From the listing below, return each line that includes "Living".

— Given data —
*** Block opens ***

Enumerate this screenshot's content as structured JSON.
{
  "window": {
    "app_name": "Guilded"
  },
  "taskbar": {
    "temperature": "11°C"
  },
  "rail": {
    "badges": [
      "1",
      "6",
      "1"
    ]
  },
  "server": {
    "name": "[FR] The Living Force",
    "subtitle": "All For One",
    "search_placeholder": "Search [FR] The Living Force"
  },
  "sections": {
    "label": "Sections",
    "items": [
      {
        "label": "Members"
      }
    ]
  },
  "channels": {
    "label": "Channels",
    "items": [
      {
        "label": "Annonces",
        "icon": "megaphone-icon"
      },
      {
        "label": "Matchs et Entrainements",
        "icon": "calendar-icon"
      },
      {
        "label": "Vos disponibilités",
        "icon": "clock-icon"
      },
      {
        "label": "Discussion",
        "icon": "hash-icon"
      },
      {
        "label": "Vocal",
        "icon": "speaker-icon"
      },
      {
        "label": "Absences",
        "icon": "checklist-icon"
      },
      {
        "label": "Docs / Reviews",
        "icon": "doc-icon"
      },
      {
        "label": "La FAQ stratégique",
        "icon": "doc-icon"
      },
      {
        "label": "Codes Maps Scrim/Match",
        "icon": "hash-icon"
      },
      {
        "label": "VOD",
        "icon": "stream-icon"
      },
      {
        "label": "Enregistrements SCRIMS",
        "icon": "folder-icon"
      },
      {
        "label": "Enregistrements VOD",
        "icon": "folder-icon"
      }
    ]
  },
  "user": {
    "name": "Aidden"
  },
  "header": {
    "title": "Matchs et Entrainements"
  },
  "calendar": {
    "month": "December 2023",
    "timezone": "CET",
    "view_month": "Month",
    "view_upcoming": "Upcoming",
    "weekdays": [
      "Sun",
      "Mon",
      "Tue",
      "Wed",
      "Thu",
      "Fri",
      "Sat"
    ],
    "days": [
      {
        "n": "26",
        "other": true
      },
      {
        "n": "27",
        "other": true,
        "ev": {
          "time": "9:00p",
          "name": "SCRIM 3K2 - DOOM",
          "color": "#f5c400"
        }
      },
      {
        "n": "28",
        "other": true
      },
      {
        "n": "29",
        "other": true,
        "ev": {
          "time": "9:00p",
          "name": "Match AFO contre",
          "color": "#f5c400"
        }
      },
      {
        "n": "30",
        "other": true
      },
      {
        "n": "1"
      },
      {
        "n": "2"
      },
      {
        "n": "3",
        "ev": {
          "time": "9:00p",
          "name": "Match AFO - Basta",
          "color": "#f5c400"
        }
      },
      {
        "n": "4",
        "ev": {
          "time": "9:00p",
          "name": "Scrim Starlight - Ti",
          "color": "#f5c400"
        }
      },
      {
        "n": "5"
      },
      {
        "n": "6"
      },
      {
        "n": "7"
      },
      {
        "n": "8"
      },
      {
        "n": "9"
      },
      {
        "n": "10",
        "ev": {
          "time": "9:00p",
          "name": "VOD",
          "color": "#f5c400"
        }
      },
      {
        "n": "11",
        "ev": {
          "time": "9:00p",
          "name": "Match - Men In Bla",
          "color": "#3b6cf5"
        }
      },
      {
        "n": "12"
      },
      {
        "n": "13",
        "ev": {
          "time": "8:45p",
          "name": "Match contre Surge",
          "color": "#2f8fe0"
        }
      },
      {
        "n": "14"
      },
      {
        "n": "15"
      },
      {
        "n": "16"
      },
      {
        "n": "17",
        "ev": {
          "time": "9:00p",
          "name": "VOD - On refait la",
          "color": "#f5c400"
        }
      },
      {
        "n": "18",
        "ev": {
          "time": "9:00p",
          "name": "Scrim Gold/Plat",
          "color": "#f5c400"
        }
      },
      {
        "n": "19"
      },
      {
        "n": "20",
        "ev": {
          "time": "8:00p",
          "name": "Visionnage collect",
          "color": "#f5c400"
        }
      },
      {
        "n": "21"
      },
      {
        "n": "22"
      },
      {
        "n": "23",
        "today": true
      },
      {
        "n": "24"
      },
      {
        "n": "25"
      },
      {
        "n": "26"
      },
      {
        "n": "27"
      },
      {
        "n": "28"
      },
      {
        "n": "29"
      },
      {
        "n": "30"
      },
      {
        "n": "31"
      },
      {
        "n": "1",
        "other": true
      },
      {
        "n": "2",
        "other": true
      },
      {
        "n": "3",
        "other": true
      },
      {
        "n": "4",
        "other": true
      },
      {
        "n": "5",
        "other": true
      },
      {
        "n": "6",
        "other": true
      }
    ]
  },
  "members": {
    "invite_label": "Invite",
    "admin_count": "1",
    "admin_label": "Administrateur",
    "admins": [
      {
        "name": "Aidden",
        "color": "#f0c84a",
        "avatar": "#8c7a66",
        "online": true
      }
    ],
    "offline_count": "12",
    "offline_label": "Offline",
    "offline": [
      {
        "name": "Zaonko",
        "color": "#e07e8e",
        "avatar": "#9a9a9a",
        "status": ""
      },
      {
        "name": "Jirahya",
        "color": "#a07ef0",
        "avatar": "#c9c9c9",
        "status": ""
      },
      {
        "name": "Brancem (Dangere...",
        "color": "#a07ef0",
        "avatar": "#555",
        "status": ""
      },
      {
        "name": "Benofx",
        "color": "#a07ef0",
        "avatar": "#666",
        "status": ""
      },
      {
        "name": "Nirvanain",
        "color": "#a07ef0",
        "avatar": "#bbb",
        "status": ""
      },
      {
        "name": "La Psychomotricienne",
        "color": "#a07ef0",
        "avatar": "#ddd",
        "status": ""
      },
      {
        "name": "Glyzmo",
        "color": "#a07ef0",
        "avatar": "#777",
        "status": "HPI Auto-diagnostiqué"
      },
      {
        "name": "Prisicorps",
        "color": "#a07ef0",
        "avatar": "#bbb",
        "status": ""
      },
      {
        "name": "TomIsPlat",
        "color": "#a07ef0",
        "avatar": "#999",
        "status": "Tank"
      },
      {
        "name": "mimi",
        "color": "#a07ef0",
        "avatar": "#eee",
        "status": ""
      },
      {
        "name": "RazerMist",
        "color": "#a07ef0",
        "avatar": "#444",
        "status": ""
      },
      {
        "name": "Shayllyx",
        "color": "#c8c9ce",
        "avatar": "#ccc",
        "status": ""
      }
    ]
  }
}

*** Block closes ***

— The answer —
    "name": "[FR] The Living Force",
    "search_placeholder": "Search [FR] The Living Force"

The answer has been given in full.